Weight

I used to love stepping on a scale to see how much weight I had gained too. While I didn’t get any taller after my freshman year, I did gain 65 pounds during high school. In the 20+ years since then I have never been more than 10 pounds above my graduation weight. But like most adults, I am no longer excited to see growth on the bathroom scale.

Taking New Measurements

Today I measure my growth in other ways. In 2016 I decided to undertake a personal growth challenge and start an advertising and idea agency. I knew this entrepreneurial adventure would push me to grow in a great number of ways. But when I first began my journey I’m not sure I could have identified those many areas of growth. Or perhaps more importantly, how I would recognize the growth when it occurred.  After all, there is no scale to step on to measure the size of you Entrepreneurium.

Last week I saw it.

Late last Wednesday afternoon I left my office and climbed into the driver’s seat of my car. I took a moment to reflect on my day. There, in the quiet of my car, I could measure my own growth as clearly as I could when I was a kid standing against the wall or stepping on the bathroom scale.

The New Growth

Here are a few things that happened that day that showed me how far I had come in my entrepreneurial journey.

  1. I went to my office at The Weaponry. What had started as a business idea in my head in 2016 is no longer just an idea in my head. It’s a real, physical space with walls, doors and windows. It’s located at 1661 N. Water Street, Suite, #206 in Milwaukee. Stop by when you have a moment.
  2. I spent an hour dealing with our employer-offered insurance. We now offer health and dental insurance to our full-time employees. I had to chase down information that morning to get our new group ID numbers. I then put on my HR Director hat and held an impromptu meeting to update our employees who have enrolled in our insurance. Then I distributed temporary ID cards. Even typing this feels like a big step forward. I will have a whole post on this process to share soon.
  3. I participated in my monthly CEO roundtable discussion. I meet with a group of six business owners on the second Wednesday of every month. This group is part of the Council of Small Business Executives (COSBE), organized by the Metro Milwaukee Association of Commerce (MMAC). I encourage you to click that link just to see how beautiful their picture of Milwaukee is. Milwaukee is a great city on a great lake. And I am thrilled to be here. But the discussions I participate in at these monthly meetings are a clear indicator of my professional growth over the past 18 months.
  4. I ended my day with a 45 minute discussion with our IT consultant. We are implementing upgrades to our IT infrastructure to meet the stringent security standards of the banking industry. There will be more to come on this in a future post. But when I stop and think about my expanded vocabulary in this space alone it is impossible not to recognize the growth. I’ve come a long way since I was a young copywriter penning headlines like, “It’s so responsive it knows which butt cheek you’re flexing.’  

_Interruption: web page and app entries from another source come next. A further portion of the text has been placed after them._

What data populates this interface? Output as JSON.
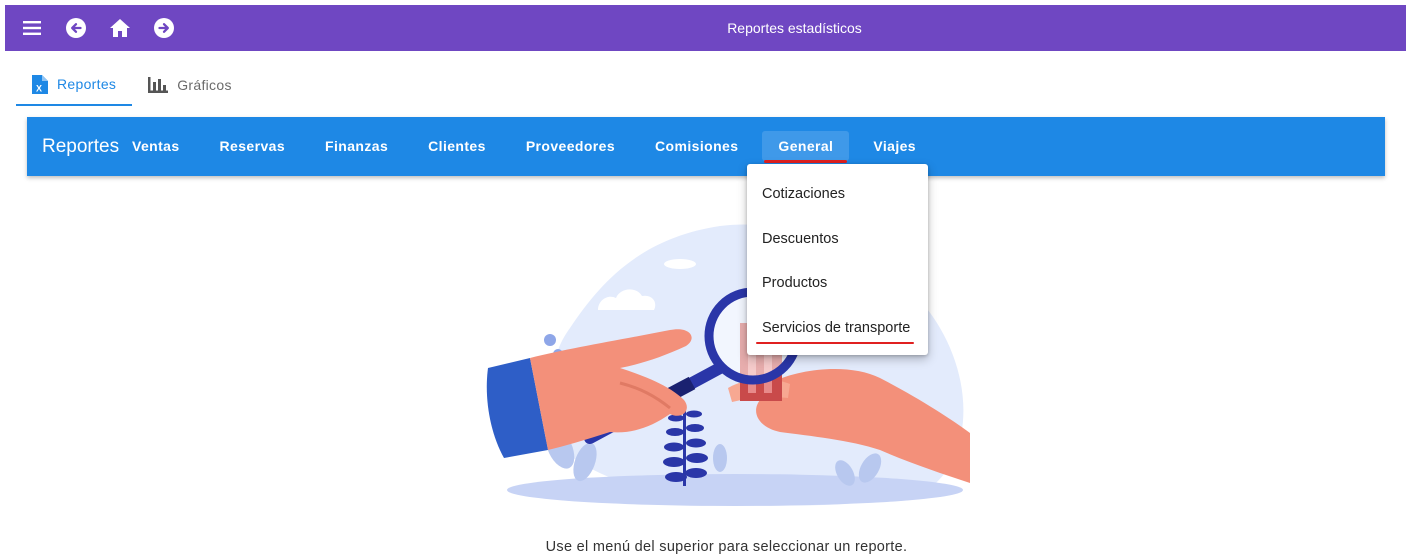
{
  "appbar": {
    "title": "Reportes estadísticos",
    "icons": [
      "menu-icon",
      "back-arrow-icon",
      "home-icon",
      "forward-arrow-icon"
    ],
    "color": "#6f47c2"
  },
  "tabs": [
    {
      "label": "Reportes",
      "icon": "excel-file-icon",
      "active": true
    },
    {
      "label": "Gráficos",
      "icon": "bar-chart-icon",
      "active": false
    }
  ],
  "toolbar": {
    "brand": "Reportes",
    "color": "#1e88e5",
    "items": [
      {
        "label": "Ventas"
      },
      {
        "label": "Reservas"
      },
      {
        "label": "Finanzas"
      },
      {
        "label": "Clientes"
      },
      {
        "label": "Proveedores"
      },
      {
        "label": "Comisiones"
      },
      {
        "label": "General",
        "selected": true
      },
      {
        "label": "Viajes"
      }
    ]
  },
  "dropdown": {
    "items": [
      {
        "label": "Cotizaciones"
      },
      {
        "label": "Descuentos"
      },
      {
        "label": "Productos"
      },
      {
        "label": "Servicios de transporte",
        "highlighted": true
      }
    ]
  },
  "empty_state": {
    "illustration": "hand-magnifier-illustration",
    "message": "Use el menú del superior para seleccionar un reporte."
  },
  "annotation_color": "#e02020"
}
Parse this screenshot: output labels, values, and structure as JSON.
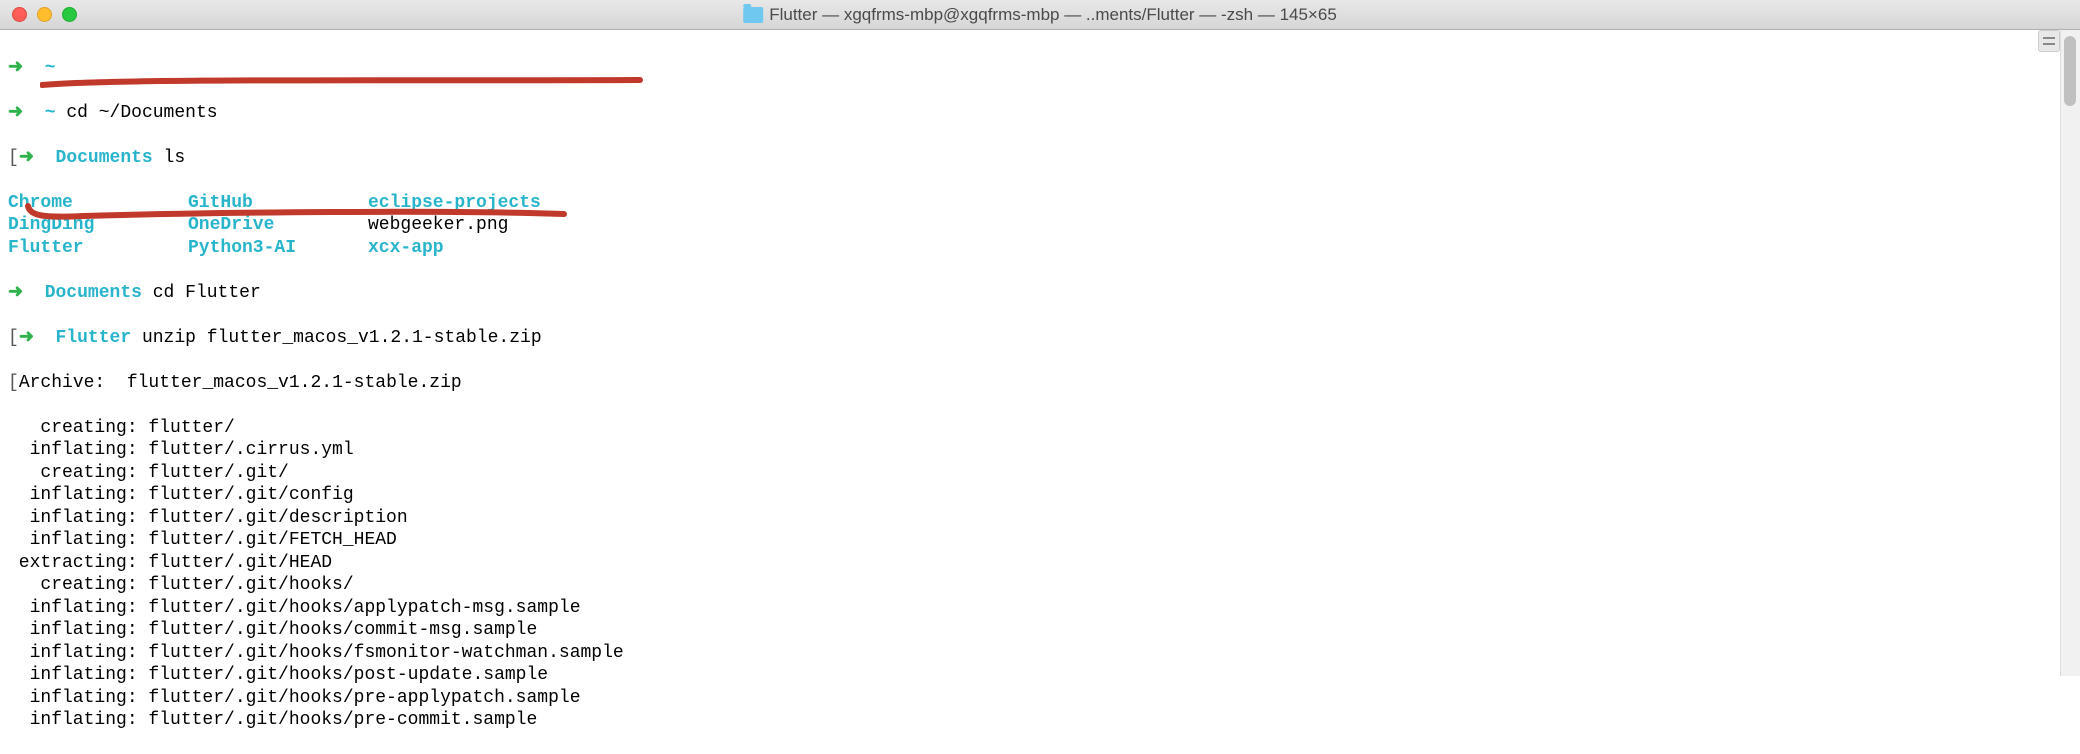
{
  "titlebar": {
    "title": "Flutter — xgqfrms-mbp@xgqfrms-mbp — ..ments/Flutter — -zsh — 145×65"
  },
  "prompt": {
    "arrow": "➜",
    "home": "~",
    "docs": "Documents",
    "flutter": "Flutter"
  },
  "cmd": {
    "cd_docs": "cd ~/Documents",
    "ls": "ls",
    "cd_flutter": "cd Flutter",
    "unzip": "unzip flutter_macos_v1.2.1-stable.zip"
  },
  "ls": {
    "r0c0": "Chrome",
    "r0c1": "GitHub",
    "r0c2": "eclipse-projects",
    "r1c0": "DingDing",
    "r1c1": "OneDrive",
    "r1c2": "webgeeker.png",
    "r2c0": "Flutter",
    "r2c1": "Python3-AI",
    "r2c2": "xcx-app"
  },
  "unzip": {
    "archive": "Archive:  flutter_macos_v1.2.1-stable.zip",
    "lines": [
      "   creating: flutter/",
      "  inflating: flutter/.cirrus.yml",
      "   creating: flutter/.git/",
      "  inflating: flutter/.git/config",
      "  inflating: flutter/.git/description",
      "  inflating: flutter/.git/FETCH_HEAD",
      " extracting: flutter/.git/HEAD",
      "   creating: flutter/.git/hooks/",
      "  inflating: flutter/.git/hooks/applypatch-msg.sample",
      "  inflating: flutter/.git/hooks/commit-msg.sample",
      "  inflating: flutter/.git/hooks/fsmonitor-watchman.sample",
      "  inflating: flutter/.git/hooks/post-update.sample",
      "  inflating: flutter/.git/hooks/pre-applypatch.sample",
      "  inflating: flutter/.git/hooks/pre-commit.sample"
    ]
  }
}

Take Away

I don’t need a scale or measuring tape to document the growth spurt that I’m experiencing now. It is clearly evident in my daily actions, my language, and the growing circle of impressive people I spend my time with. This is exactly what I was after when I first experienced the urge for more growth, both personally and professionally. I know there is much I don’t yet know. But I am working on it. And that makes all the difference.

*To follow my journey please consider subscribing to this blog. If you’ve never subscribed to a blog before, consider this part of your personal growth. Yay you!